• TASK INSTRUCTIONS:
Repeat the listing below in full.

• THE DATA:

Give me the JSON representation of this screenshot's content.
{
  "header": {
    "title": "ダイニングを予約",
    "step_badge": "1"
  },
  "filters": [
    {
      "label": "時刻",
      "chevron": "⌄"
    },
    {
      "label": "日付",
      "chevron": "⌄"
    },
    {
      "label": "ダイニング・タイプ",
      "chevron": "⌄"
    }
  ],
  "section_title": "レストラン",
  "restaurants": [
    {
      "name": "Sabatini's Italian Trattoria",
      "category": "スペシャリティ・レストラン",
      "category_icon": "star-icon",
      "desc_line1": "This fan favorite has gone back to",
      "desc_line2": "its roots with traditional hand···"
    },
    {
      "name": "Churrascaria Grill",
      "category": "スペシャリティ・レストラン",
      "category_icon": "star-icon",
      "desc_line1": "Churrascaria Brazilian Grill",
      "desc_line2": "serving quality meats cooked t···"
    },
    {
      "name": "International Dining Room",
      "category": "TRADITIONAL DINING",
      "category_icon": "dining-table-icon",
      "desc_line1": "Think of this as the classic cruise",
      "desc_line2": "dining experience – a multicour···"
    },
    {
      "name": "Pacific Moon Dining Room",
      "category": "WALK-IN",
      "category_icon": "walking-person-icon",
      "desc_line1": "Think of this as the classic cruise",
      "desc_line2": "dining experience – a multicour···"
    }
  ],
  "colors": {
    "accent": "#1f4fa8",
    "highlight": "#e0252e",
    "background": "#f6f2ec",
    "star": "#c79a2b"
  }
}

• ANSWER TO THE EXERCISE:
Give me the JSON representation of this screenshot's content.
{
  "header": {
    "title": "ダイニングを予約",
    "step_badge": "1"
  },
  "filters": [
    {
      "label": "時刻",
      "chevron": "⌄"
    },
    {
      "label": "日付",
      "chevron": "⌄"
    },
    {
      "label": "ダイニング・タイプ",
      "chevron": "⌄"
    }
  ],
  "section_title": "レストラン",
  "restaurants": [
    {
      "name": "Sabatini's Italian Trattoria",
      "category": "スペシャリティ・レストラン",
      "category_icon": "star-icon",
      "desc_line1": "This fan favorite has gone back to",
      "desc_line2": "its roots with traditional hand···"
    },
    {
      "name": "Churrascaria Grill",
      "category": "スペシャリティ・レストラン",
      "category_icon": "star-icon",
      "desc_line1": "Churrascaria Brazilian Grill",
      "desc_line2": "serving quality meats cooked t···"
    },
    {
      "name": "International Dining Room",
      "category": "TRADITIONAL DINING",
      "category_icon": "dining-table-icon",
      "desc_line1": "Think of this as the classic cruise",
      "desc_line2": "dining experience – a multicour···"
    },
    {
      "name": "Pacific Moon Dining Room",
      "category": "WALK-IN",
      "category_icon": "walking-person-icon",
      "desc_line1": "Think of this as the classic cruise",
      "desc_line2": "dining experience – a multicour···"
    }
  ],
  "colors": {
    "accent": "#1f4fa8",
    "highlight": "#e0252e",
    "background": "#f6f2ec",
    "star": "#c79a2b"
  }
}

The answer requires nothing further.